= Work instructions =
The entries are to be output once more, word for word.

-- Opening Marker --

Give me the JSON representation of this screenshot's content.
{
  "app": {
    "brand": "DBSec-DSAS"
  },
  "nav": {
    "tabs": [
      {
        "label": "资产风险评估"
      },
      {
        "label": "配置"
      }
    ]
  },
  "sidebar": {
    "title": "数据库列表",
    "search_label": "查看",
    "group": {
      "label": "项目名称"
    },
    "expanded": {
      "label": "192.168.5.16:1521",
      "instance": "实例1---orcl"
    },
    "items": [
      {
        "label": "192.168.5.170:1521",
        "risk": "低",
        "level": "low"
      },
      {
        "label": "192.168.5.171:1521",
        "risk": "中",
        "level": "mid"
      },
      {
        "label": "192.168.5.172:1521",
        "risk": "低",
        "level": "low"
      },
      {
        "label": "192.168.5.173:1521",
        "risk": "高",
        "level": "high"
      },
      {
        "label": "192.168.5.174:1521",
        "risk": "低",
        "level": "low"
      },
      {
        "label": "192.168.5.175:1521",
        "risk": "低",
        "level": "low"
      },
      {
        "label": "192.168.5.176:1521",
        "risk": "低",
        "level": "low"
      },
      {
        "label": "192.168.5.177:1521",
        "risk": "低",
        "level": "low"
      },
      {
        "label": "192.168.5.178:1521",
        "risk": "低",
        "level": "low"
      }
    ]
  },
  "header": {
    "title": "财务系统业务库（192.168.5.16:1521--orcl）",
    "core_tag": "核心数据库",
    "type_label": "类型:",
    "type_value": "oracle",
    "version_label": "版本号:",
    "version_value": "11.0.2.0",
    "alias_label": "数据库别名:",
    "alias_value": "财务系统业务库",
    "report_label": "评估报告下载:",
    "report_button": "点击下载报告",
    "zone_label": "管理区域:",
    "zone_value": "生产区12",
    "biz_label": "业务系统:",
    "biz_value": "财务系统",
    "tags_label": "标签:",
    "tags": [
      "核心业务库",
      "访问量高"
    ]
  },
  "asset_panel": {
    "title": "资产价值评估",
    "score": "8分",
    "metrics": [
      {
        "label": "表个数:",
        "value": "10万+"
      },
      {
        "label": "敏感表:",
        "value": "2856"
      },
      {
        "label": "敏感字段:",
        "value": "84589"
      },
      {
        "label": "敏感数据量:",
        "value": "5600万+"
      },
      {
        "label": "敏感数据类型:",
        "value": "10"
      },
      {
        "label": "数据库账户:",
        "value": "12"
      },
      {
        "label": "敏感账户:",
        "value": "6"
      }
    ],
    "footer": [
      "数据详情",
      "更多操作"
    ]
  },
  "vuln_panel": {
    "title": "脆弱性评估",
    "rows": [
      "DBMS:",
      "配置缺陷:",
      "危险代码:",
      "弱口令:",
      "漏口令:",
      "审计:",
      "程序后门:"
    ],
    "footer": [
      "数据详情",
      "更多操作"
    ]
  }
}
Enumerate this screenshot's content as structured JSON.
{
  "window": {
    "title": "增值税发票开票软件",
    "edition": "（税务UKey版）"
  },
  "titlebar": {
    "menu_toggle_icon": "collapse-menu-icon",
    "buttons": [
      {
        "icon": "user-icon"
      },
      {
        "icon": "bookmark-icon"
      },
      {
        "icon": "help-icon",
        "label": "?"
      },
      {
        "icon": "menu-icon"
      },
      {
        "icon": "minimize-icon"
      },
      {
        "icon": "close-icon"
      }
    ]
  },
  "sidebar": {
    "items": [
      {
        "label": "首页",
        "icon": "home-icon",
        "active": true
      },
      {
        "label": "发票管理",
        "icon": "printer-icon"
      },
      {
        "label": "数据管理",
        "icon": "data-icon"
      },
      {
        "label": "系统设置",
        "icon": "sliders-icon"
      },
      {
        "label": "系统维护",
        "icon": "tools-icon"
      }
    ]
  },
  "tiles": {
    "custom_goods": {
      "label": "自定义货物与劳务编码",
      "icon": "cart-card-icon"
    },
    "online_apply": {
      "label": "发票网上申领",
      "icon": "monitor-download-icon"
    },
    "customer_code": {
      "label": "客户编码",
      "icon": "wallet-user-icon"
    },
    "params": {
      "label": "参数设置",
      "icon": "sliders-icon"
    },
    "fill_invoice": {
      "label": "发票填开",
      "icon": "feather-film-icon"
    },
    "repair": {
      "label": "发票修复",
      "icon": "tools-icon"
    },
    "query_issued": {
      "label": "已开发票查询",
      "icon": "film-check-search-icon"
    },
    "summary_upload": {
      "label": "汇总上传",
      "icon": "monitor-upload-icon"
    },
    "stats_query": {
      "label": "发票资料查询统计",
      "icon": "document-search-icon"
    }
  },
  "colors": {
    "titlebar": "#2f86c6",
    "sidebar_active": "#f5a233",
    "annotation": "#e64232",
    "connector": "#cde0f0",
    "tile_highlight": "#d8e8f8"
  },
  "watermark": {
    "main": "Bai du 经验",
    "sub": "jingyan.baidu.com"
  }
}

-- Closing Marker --

= Result of this exercise =
Give me the JSON representation of this screenshot's content.
{
  "app": {
    "brand": "DBSec-DSAS"
  },
  "nav": {
    "tabs": [
      {
        "label": "资产风险评估"
      },
      {
        "label": "配置"
      }
    ]
  },
  "sidebar": {
    "title": "数据库列表",
    "search_label": "查看",
    "group": {
      "label": "项目名称"
    },
    "expanded": {
      "label": "192.168.5.16:1521",
      "instance": "实例1---orcl"
    },
    "items": [
      {
        "label": "192.168.5.170:1521",
        "risk": "低",
        "level": "low"
      },
      {
        "label": "192.168.5.171:1521",
        "risk": "中",
        "level": "mid"
      },
      {
        "label": "192.168.5.172:1521",
        "risk": "低",
        "level": "low"
      },
      {
        "label": "192.168.5.173:1521",
        "risk": "高",
        "level": "high"
      },
      {
        "label": "192.168.5.174:1521",
        "risk": "低",
        "level": "low"
      },
      {
        "label": "192.168.5.175:1521",
        "risk": "低",
        "level": "low"
      },
      {
        "label": "192.168.5.176:1521",
        "risk": "低",
        "level": "low"
      },
      {
        "label": "192.168.5.177:1521",
        "risk": "低",
        "level": "low"
      },
      {
        "label": "192.168.5.178:1521",
        "risk": "低",
        "level": "low"
      }
    ]
  },
  "header": {
    "title": "财务系统业务库（192.168.5.16:1521--orcl）",
    "core_tag": "核心数据库",
    "type_label": "类型:",
    "type_value": "oracle",
    "version_label": "版本号:",
    "version_value": "11.0.2.0",
    "alias_label": "数据库别名:",
    "alias_value": "财务系统业务库",
    "report_label": "评估报告下载:",
    "report_button": "点击下载报告",
    "zone_label": "管理区域:",
    "zone_value": "生产区12",
    "biz_label": "业务系统:",
    "biz_value": "财务系统",
    "tags_label": "标签:",
    "tags": [
      "核心业务库",
      "访问量高"
    ]
  },
  "asset_panel": {
    "title": "资产价值评估",
    "score": "8分",
    "metrics": [
      {
        "label": "表个数:",
        "value": "10万+"
      },
      {
        "label": "敏感表:",
        "value": "2856"
      },
      {
        "label": "敏感字段:",
        "value": "84589"
      },
      {
        "label": "敏感数据量:",
        "value": "5600万+"
      },
      {
        "label": "敏感数据类型:",
        "value": "10"
      },
      {
        "label": "数据库账户:",
        "value": "12"
      },
      {
        "label": "敏感账户:",
        "value": "6"
      }
    ],
    "footer": [
      "数据详情",
      "更多操作"
    ]
  },
  "vuln_panel": {
    "title": "脆弱性评估",
    "rows": [
      "DBMS:",
      "配置缺陷:",
      "危险代码:",
      "弱口令:",
      "漏口令:",
      "审计:",
      "程序后门:"
    ],
    "footer": [
      "数据详情",
      "更多操作"
    ]
  }
}
Enumerate this screenshot's content as structured JSON.
{
  "window": {
    "title": "增值税发票开票软件",
    "edition": "（税务UKey版）"
  },
  "titlebar": {
    "menu_toggle_icon": "collapse-menu-icon",
    "buttons": [
      {
        "icon": "user-icon"
      },
      {
        "icon": "bookmark-icon"
      },
      {
        "icon": "help-icon",
        "label": "?"
      },
      {
        "icon": "menu-icon"
      },
      {
        "icon": "minimize-icon"
      },
      {
        "icon": "close-icon"
      }
    ]
  },
  "sidebar": {
    "items": [
      {
        "label": "首页",
        "icon": "home-icon",
        "active": true
      },
      {
        "label": "发票管理",
        "icon": "printer-icon"
      },
      {
        "label": "数据管理",
        "icon": "data-icon"
      },
      {
        "label": "系统设置",
        "icon": "sliders-icon"
      },
      {
        "label": "系统维护",
        "icon": "tools-icon"
      }
    ]
  },
  "tiles": {
    "custom_goods": {
      "label": "自定义货物与劳务编码",
      "icon": "cart-card-icon"
    },
    "online_apply": {
      "label": "发票网上申领",
      "icon": "monitor-download-icon"
    },
    "customer_code": {
      "label": "客户编码",
      "icon": "wallet-user-icon"
    },
    "params": {
      "label": "参数设置",
      "icon": "sliders-icon"
    },
    "fill_invoice": {
      "label": "发票填开",
      "icon": "feather-film-icon"
    },
    "repair": {
      "label": "发票修复",
      "icon": "tools-icon"
    },
    "query_issued": {
      "label": "已开发票查询",
      "icon": "film-check-search-icon"
    },
    "summary_upload": {
      "label": "汇总上传",
      "icon": "monitor-upload-icon"
    },
    "stats_query": {
      "label": "发票资料查询统计",
      "icon": "document-search-icon"
    }
  },
  "colors": {
    "titlebar": "#2f86c6",
    "sidebar_active": "#f5a233",
    "annotation": "#e64232",
    "connector": "#cde0f0",
    "tile_highlight": "#d8e8f8"
  },
  "watermark": {
    "main": "Bai du 经验",
    "sub": "jingyan.baidu.com"
  }
}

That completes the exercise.